*** DATASET EXCERPTS ***
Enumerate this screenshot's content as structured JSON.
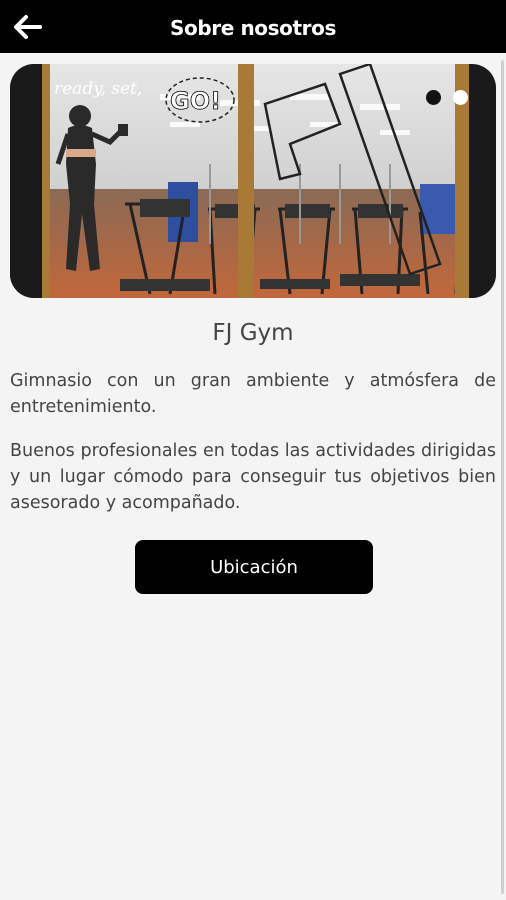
{
  "appbar": {
    "title": "Sobre nosotros",
    "back_icon": "arrow-left-icon"
  },
  "carousel": {
    "image_text": {
      "line1": "ready, set,",
      "line2": "GO!",
      "logo": "FJ"
    },
    "slide_count": 2,
    "active_index": 0
  },
  "gym": {
    "name": "FJ Gym",
    "description_1": "Gimnasio con un gran ambiente y atmósfera de entretenimiento.",
    "description_2": "Buenos profesionales en todas las actividades dirigidas y un lugar cómodo para conseguir tus objetivos bien asesorado y acompañado."
  },
  "actions": {
    "location_label": "Ubicación"
  },
  "colors": {
    "appbar_bg": "#000000",
    "page_bg": "#f4f4f4",
    "text": "#444444",
    "button_bg": "#000000"
  }
}
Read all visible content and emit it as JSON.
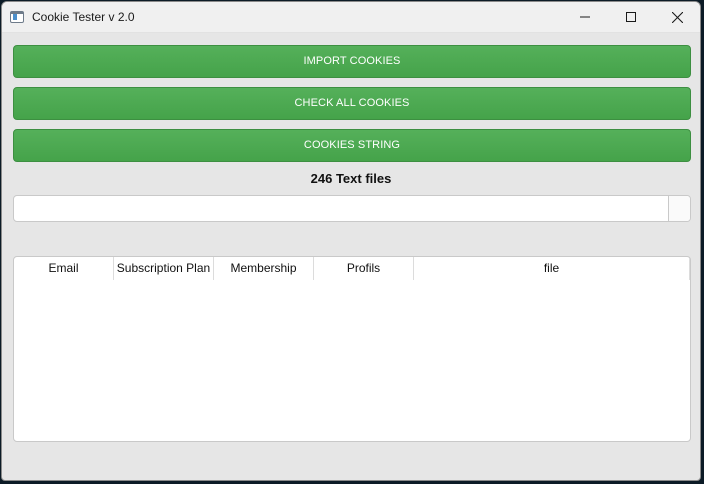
{
  "window": {
    "title": "Cookie Tester v 2.0",
    "icons": {
      "app": "app-window-icon",
      "minimize": "minimize-icon",
      "maximize": "maximize-icon",
      "close": "close-icon"
    }
  },
  "buttons": {
    "import": "IMPORT COOKIES",
    "check_all": "CHECK ALL COOKIES",
    "cookies_string": "COOKIES STRING"
  },
  "file_count_label": "246 Text files",
  "progress": {
    "value": 0
  },
  "table": {
    "columns": [
      "Email",
      "Subscription Plan",
      "Membership",
      "Profils",
      "file"
    ],
    "rows": []
  },
  "colors": {
    "accent": "#4caf50",
    "window_bg": "#e6e6e6"
  }
}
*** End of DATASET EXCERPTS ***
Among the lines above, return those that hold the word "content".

*WRITTEN SOLUTION*:
Enumerate this screenshot's content as structured JSON.
Read all visible content and emit it as JSON.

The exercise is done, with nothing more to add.